There’s a place in Oxford called The Story Museum. It’s just re-opened after a bit of a break, with an exhibition called 26 characters, which features 26 famous authors dressed as their favourite character from childhood, photographed by Cambridge Jones.
The list of writers is like a who’s who of children’s literature and includes some of my contemporary favourites. There’s Neil Gaiman as Badger from Wind in the Willows, Philip Pullman as Long John Silver, Terry Pratchett as Just William, Malorie Blackman as the Wicked Witch of the West; Julia Donaldson, Holly Smale, Francesca Simon (of Horrid Henry fame), Benjamin Zephaniah, Michael Rosen and many others.
And thanks to my wonderful writing mentor, John Simmons, a piece of my writing features there too. I’m a member of a writing organisation called 26 (after the number of letters of the alphabet) ideally linked to the theme of this exhibition. So, I was invited to contribute a poem, to accompany one of the portraits.
The 26 writers were matched completely randomly with an author and a letter of the alphabet. We got to see Cambridge Jones’ splendid photographs of our author and were set the task of writing a sestude – a literary form of exactly 62 words (26 in reflection).
I positively squeaked when I discovered that my author, Steven Butler, had chosen The Hatter from Alice’s Adventures in Wonderland as his favourite character. I love Alice in Wonderland and the characters have continued to inspire some of my creative writing.
I didn’t know Steven Butler’s work, so I quickly read a couple of his books and found out a bit more about him. He’s written a fabulously funny series called ‘The Wrong Pong’ which tells the story of how Neville Briskett is mistaken for a young troll and sucked down the toilet to Underland.
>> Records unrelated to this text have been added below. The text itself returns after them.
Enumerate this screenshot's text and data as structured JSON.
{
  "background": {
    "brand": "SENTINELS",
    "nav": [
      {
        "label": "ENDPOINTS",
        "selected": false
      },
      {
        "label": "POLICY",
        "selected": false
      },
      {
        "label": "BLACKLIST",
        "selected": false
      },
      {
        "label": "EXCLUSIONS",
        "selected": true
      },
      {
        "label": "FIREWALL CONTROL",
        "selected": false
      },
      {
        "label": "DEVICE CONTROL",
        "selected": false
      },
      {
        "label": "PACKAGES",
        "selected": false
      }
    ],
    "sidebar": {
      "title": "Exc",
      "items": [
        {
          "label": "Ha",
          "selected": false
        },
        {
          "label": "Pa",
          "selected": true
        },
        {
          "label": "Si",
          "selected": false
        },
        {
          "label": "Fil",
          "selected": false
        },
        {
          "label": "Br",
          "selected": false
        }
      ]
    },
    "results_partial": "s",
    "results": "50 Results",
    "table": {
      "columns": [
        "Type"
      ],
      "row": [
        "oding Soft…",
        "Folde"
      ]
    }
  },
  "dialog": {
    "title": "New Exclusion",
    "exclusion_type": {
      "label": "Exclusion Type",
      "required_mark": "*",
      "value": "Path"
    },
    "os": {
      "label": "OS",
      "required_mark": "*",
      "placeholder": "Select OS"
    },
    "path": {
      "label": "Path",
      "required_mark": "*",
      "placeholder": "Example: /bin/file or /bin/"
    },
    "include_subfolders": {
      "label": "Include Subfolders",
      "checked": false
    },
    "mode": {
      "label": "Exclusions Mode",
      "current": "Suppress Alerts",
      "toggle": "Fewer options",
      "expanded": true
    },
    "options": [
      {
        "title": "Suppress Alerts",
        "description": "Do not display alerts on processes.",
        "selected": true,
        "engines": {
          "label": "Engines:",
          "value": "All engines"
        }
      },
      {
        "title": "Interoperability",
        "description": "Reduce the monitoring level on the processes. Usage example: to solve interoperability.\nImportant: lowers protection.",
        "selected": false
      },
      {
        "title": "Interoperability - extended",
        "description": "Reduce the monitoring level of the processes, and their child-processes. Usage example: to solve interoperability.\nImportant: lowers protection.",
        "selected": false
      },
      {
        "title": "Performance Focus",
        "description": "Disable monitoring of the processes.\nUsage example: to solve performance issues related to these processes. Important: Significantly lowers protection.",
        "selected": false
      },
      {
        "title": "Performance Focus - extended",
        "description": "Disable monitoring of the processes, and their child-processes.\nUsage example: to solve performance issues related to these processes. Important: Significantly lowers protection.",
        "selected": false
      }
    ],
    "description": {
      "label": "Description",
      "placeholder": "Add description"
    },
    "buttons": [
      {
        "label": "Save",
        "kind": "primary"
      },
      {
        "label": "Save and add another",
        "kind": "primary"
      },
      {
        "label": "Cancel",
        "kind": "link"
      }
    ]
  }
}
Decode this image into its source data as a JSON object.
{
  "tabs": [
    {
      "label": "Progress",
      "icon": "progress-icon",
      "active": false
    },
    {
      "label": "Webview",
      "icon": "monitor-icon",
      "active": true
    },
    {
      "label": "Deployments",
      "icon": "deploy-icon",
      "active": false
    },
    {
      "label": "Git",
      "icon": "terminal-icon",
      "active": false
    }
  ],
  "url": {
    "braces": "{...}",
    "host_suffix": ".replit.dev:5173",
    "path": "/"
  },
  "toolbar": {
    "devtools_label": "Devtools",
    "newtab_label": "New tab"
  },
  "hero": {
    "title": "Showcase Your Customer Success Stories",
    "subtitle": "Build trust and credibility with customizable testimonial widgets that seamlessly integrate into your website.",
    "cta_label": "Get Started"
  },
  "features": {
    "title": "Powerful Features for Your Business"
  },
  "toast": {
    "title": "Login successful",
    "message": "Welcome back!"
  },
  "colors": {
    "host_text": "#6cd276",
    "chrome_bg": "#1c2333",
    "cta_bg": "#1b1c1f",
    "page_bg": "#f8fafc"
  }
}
And more recently, he’s written ‘The Diary of Dennis the Menace’.
I loved ‘ The Wrong Pong’ and think it’s a great series for children to read for themselves. It has the right mix of disgusting, yuckyness to put off most adults as well as being a cracking adventure story that rips along at a fair pace.
It’s been great to discover a new writer who I wouldn’t normally come across too. I really like the way he creates his characters, especially the troll family who adopt Neville and absolutely love the special language they use. I was delighted to be able to include one of Steven’s brilliant made-up words in my sestude which you can read on the Story Museum’s website.
I’ve also written about one of my favourite childhood characters, Aravis from the Horse and His Boy for the museum’s digital gallery. Thanks to Mike Tulip for taking the accompanying photo.
It would be enough to have a poem in an exhibition alongside some of our most brilliant writers, but to have the chance to pay tribute to one of Lewis Carroll’s most memorable characters in the city where he first created Wonderland is a real honour, and a little daunting.
But Carroll wasn’t just an Oxford man. He has connections with the North East of England, where I live too. He visited members of his family who lived at Whitburn, and according to his letters, wrote the first verse of the poem ‘Jabberwocky’ while he was in the area. So there’s a nod to that in my poem too.
I studied Carroll at university and later researched the influence of the North East landscape on his work for a feature I produced whilst working at the BBC. You can see what I discovered about Lewis Carroll’s connections with the North East on this archived website.
I haven’t seen the exhibition yet, but thanks to stalking the story museum on twitter, I’ve seen a few glimpses. It seems each room becomes the setting for a different character, so I look forward to stepping into Narnia, Neverland and Wonderland when I go to visit in May.
It’s been a brilliant project to work on. The only difficulty has been keeping it secret for so long. And now I can’t wait to see it for myself. The exhibition lasts until December, so if you’re in Oxford and go to see it, I’d love to hear what you think.